Is the Country Ready for Genuine Romney-Ryan Reforms?
Periodically I’ll still feel a sense of disbelief that Paul Ryan is the Republican vice-presidential nominee.It’s not that it’s a bad choice by any stretch of the imagination — the last few weeks have shown us that. But it sure as heck is a high-risk pick. The selection automatically made the Romney campaign’s mission in its first term to be entitlement reform and serious budget cuts. That’s always been easier in theory and rhetoric than in practice. There’s a reason politicians were terrified of entitlement reform for decades; cycle after cycle, Medi-scare tactics worked. They worked, and they worked, and they worked, no matter how badly the budgetary projections for that program and Medicare and Social Security worsened.
Tuesday night, Chris Christie said of the Democrats, “They believe seniors will always put themselves ahead of their grandchildren.” Well, they have a pretty good body of evidence for that belief.
Maybe it changes this cycle. I hope it does, and there’s quite a bit of evidence, so far, that the era of effective “Medi-scare” attacks is coming to an end. Politico, late last night:
Democrats thought Paul Ryan’s Medicare proposal would shift the focus away from Mitt Romney, terrify the elderly and take places like Florida and other key states off the table.
That’s not happening. Not yet, anyway.
Polls and interviews show that for now, Romney’s selection of Ryan hasn’t fundamentally shifted the dynamics of a deadlocked race.
The polls leave no question that huge numbers of people oppose the core of Ryan’s plan.

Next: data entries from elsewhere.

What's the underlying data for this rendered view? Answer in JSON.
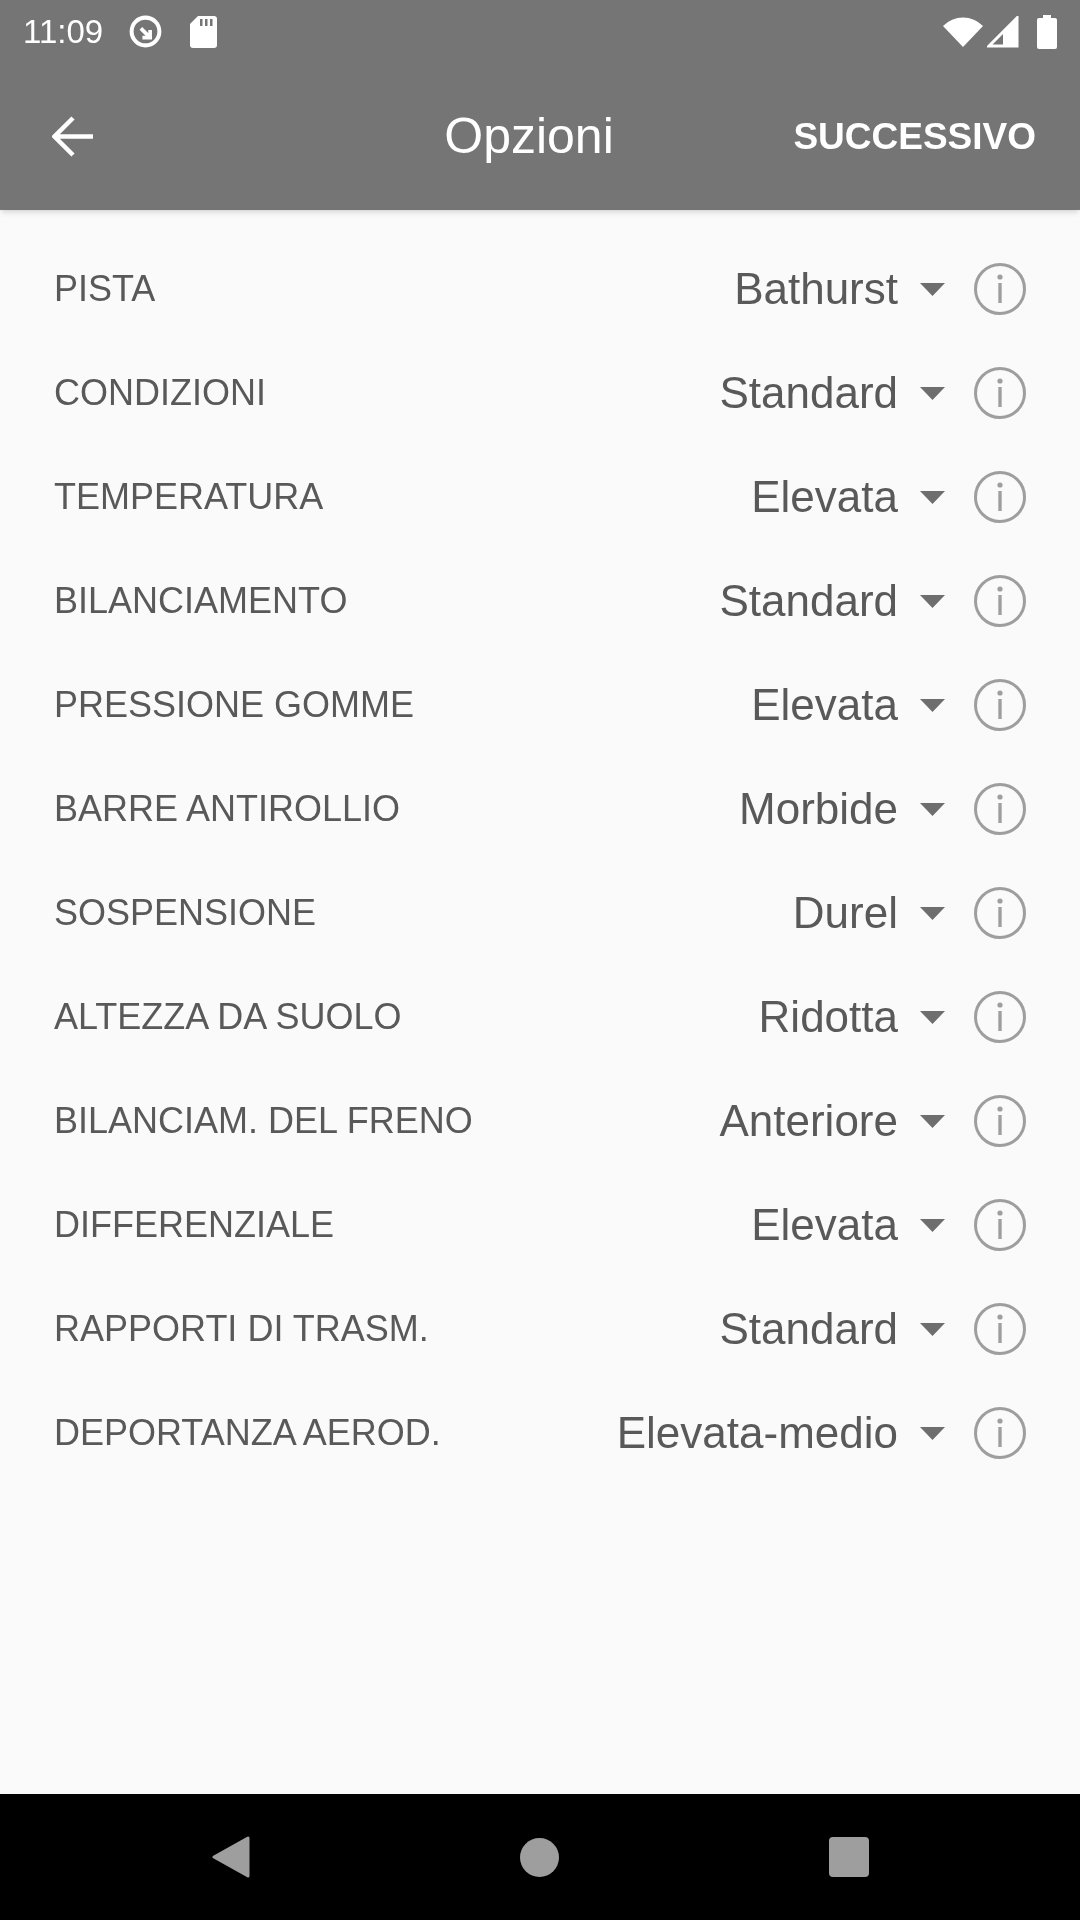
{
  "status_bar": {
    "time": "11:09"
  },
  "app_bar": {
    "title": "Opzioni",
    "action": "SUCCESSIVO"
  },
  "options": [
    {
      "label": "PISTA",
      "value": "Bathurst"
    },
    {
      "label": "CONDIZIONI",
      "value": "Standard"
    },
    {
      "label": "TEMPERATURA",
      "value": "Elevata"
    },
    {
      "label": "BILANCIAMENTO",
      "value": "Standard"
    },
    {
      "label": "PRESSIONE GOMME",
      "value": "Elevata"
    },
    {
      "label": "BARRE ANTIROLLIO",
      "value": "Morbide"
    },
    {
      "label": "SOSPENSIONE",
      "value": "Durel"
    },
    {
      "label": "ALTEZZA DA SUOLO",
      "value": "Ridotta"
    },
    {
      "label": "BILANCIAM. DEL FRENO",
      "value": "Anteriore"
    },
    {
      "label": "DIFFERENZIALE",
      "value": "Elevata"
    },
    {
      "label": "RAPPORTI DI TRASM.",
      "value": "Standard"
    },
    {
      "label": "DEPORTANZA AEROD.",
      "value": "Elevata-medio"
    }
  ]
}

But they show something else too: Democrats haven’t yet been able to turn that opposition into a way to take down the Romney-Ryan ticket.
They’ve still got time, with millions of dollars in TV ads, three presidential debates and a vice presidential debate to chip away at Ryan. And the economy is still the most important issue for voters — so important that some voters who don’t like the Ryan Medicare plan may vote for Romney anyway because they like him better on the economy, pollsters say.
But Republicans have used years of attacks on the president’s health care law as a model for a fresh assault on Obama’s own Medicare record, charging that he cut the cherished entitlement program to pay for “Obamacare.”
And so far, that seems to have at least neutralized Democrats’ attacks on Ryan.
“Medicare just may not be the killer issue that a lot of people thought,” said Peter Brown, assistant director of the Quinnipiac University Polling Institute. “That doesn’t mean it won’t be, but so far it is not.”
But we’re not out of the woods yet, and let’s remember what one of the central points of the Ryan plan is: WE DON’T CHANGE ANYTHING FOR SENIORS. One of the reasons the Ryan plan isn’t as toxic among seniors as other past entitlement-reform proposals is because it doesn’t actually change anything for the voting demographic that’s most reluctant to change anything.
Representative Cathy McMorris-Rodgers touted Ryan as “a man with the courage of his convictions, a man not afraid to tackle the toughest problems.” He’s not the one I’m worried about!
Because Romney’s pick of Ryan really brought this election down to the core question: Are we willing to live with less government or not? Are we willing to turn away the free stuff offered by Leviathan or not? Are we willing to do things for ourselves, or do we like that siren’s call of government being Santa Claus, offering us everything we want, and promising somebody else will pay for it?
We’ve all heard of how some Republicans don’t live up to the ideals of limited government — farm-state conservatives who deem their ethanol subsidies and farm price supports as vital, the companies that love their special provisions in the tax code, regulations, and what we call “corporate welfare”; the Republican congressmen who still cling (bitterly?) to their earmarks and pork. If it doesn’t end — our wasteful crap and their wasteful crap — the future of the country is shot.
Considering how the crowd ROARED when Ryan said, “we welcome this debate. We will WIN this debate,” the Republicans, at least the ones in Tampa, are ready to put this choice before the country.